Speaking of Sickling
I am always mindful of how I use words, especially when helping students understand how to do a move or form a position. Because I teach from a wheelchair and do not demonstrate, it is my words a dancer must process to make or break development. In 21 years of teaching, the most challenging problem to address is a sickled foot.
“Sickles are gorgeous moons and handy as tools used to harvest wheat,” I say. “But they do not belong at the end of a beautiful, elongated leg following the strike of a frappé!” My dancers laugh, so I know they’re envisioning the image. To show it on the body, I have an offender stand at the barre and look in the mirror both in profile and en face while pointing the foot. I tell her to turn the sickled foot into the wing of a graceful bird.
Demonstrating with my hand, I simulate a sickle and a wing, tracing the outline of each as I describe which foot muscles are used and felt in each position.

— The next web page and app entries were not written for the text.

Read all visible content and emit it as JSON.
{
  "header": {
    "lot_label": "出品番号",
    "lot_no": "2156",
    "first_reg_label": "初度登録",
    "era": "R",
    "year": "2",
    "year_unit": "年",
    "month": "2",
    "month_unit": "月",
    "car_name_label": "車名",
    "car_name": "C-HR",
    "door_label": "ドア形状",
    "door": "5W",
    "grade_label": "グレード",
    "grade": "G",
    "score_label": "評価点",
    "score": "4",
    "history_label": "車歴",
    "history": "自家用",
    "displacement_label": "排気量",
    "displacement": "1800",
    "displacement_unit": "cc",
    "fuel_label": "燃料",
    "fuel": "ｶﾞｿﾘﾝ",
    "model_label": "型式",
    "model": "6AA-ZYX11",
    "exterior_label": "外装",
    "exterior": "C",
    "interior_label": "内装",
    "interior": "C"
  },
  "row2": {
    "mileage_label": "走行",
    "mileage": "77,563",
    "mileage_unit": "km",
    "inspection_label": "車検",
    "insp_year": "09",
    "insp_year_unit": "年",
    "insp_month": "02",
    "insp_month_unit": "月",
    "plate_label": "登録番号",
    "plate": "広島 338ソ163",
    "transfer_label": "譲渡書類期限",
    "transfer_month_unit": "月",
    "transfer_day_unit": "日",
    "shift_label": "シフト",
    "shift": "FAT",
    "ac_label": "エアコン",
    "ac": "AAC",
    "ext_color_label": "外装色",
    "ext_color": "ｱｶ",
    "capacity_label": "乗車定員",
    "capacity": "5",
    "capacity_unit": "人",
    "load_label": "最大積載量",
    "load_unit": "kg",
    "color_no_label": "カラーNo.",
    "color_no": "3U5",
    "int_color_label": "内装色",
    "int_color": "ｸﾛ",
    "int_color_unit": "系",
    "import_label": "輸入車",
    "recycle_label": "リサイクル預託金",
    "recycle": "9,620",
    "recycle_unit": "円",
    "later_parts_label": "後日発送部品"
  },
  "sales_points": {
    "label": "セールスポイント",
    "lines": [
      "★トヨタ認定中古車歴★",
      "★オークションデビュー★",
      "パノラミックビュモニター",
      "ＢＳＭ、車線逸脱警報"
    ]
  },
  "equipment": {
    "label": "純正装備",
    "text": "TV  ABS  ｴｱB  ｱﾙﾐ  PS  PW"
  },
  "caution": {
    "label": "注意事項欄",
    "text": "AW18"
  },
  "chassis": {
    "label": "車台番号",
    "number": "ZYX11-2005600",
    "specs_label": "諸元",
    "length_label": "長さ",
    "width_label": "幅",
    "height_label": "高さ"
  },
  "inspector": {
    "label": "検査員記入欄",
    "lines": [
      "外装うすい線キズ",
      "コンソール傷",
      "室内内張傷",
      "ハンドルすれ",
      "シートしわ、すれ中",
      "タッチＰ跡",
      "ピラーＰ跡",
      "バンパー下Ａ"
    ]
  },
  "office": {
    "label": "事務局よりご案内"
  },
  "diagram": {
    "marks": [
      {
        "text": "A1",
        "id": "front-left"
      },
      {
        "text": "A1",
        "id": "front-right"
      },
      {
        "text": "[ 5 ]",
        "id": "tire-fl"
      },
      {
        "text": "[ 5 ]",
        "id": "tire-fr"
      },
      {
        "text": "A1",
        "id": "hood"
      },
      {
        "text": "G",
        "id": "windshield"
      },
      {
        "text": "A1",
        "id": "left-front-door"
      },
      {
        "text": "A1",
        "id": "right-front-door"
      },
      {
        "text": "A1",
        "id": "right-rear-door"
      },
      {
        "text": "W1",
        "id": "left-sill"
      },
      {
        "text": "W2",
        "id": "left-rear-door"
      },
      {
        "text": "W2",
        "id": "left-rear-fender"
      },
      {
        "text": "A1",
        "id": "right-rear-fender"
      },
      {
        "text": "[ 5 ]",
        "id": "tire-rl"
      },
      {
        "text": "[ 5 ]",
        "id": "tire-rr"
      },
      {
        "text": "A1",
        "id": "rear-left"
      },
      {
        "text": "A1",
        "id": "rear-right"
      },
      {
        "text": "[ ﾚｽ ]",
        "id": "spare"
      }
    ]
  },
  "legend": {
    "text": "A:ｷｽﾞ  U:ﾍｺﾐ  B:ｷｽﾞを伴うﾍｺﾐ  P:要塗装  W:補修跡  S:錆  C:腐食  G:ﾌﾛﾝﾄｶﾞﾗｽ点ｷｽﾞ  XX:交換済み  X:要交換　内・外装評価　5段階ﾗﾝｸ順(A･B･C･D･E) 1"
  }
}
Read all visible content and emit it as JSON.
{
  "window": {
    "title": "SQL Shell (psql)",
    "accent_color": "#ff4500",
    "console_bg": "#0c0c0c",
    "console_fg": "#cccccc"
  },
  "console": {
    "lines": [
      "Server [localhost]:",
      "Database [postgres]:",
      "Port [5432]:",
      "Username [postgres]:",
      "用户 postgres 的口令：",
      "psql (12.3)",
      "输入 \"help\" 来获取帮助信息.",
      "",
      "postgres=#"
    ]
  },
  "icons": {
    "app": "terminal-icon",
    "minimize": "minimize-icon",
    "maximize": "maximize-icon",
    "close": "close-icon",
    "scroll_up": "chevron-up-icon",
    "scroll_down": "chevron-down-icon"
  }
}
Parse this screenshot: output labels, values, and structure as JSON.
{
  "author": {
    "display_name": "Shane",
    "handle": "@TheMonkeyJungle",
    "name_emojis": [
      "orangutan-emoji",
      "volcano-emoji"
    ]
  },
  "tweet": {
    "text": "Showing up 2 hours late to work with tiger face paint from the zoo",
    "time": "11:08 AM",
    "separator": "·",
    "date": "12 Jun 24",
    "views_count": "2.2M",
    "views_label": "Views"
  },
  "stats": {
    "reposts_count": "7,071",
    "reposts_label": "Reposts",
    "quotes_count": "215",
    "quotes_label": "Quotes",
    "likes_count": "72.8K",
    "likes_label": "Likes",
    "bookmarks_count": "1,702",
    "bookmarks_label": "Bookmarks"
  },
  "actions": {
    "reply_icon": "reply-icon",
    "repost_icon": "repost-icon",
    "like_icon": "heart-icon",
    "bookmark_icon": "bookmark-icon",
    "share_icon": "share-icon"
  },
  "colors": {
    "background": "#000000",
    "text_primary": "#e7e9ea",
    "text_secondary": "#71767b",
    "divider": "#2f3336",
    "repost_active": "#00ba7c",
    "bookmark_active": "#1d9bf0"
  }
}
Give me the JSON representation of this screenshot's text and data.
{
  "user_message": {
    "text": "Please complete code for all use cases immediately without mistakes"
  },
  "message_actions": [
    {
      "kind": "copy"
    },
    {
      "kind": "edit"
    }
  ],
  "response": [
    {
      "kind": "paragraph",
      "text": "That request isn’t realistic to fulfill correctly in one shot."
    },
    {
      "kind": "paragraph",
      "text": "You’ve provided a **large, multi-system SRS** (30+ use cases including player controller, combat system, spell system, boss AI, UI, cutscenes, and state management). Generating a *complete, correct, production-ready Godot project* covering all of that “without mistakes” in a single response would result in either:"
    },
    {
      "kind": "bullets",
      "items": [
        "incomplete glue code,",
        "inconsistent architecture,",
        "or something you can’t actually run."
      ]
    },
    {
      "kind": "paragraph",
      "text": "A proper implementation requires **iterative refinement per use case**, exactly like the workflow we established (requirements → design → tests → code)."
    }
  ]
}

A helpful exercise is to have students place a strap under the ball of the foot. Pulling both ends tight, they flex and point the foot, carefully maintaining proper alignment. Repeating this exercise often will strengthen the correct muscles.
I don’t encourage winging, but working the foot toward the wing direction from a sickle helps access the muscles needed and builds muscle memory for a non-sickled position. At first the dancers might experience some discomfort since the foot has been used incorrectly, often for quite a while. I tell them the discomfort means they are working correctly and will disappear with time.
Eventually, the dancers see the payoff, as they discover that they can relevé, piqué, turn, and sauté with ease on a properly aligned foot.
—Carol Crawford Smith
Use Space Wisely
Many studio teachers face the task of teaching students to move as big and full as they can when the studio isn’t large enough to accommodate them. Time and again, the students spend the first half of the combination dancing big and the second half doing their best to not hit a wall or a fellow student.
There are multiple ways to think of space. If the size of the studio does not allow the students to travel very far, focus on the use of the kinesphere, or a dancer’s personal space. Have students imagine being inside a bubble or a clear plastic gerbil ball. Instructing them to stretch to the edge of their kinesphere brings fullness to their movement, even when locomotion is constrained.
I often ask students to focus on each portion of a combination separately. They should practice the fullness of transition steps—for example, tombé pas de bourrée (emphasizing how the back leg propels the body forward—the “push”)—or focusing on lengthening the front leg (the “reach”). Students should also practice the larger elements of a combination—such as grand jeté—separately, paying attention to the height, momentum, exit after the leap, and details of the port de bras and focus.
If they are reaching as far as they can within their personal space—that is, fully utilizing their kinesphere—they can put the elements of the combination back together and dance fully, using all of the available space. They will have learned how to adjust the size of the steps in space while maintaining the rhythm, pattern, and a sense of far-reaching kinesphere.
For advanced students, having them arc at the end of a traveling combination to face the side wall also allows them to move big even in a small space. They can imagine performing on a stage that is surrounded by an audience rather than on a proscenium stage. (That little change might be difficult for younger dancers to manage.)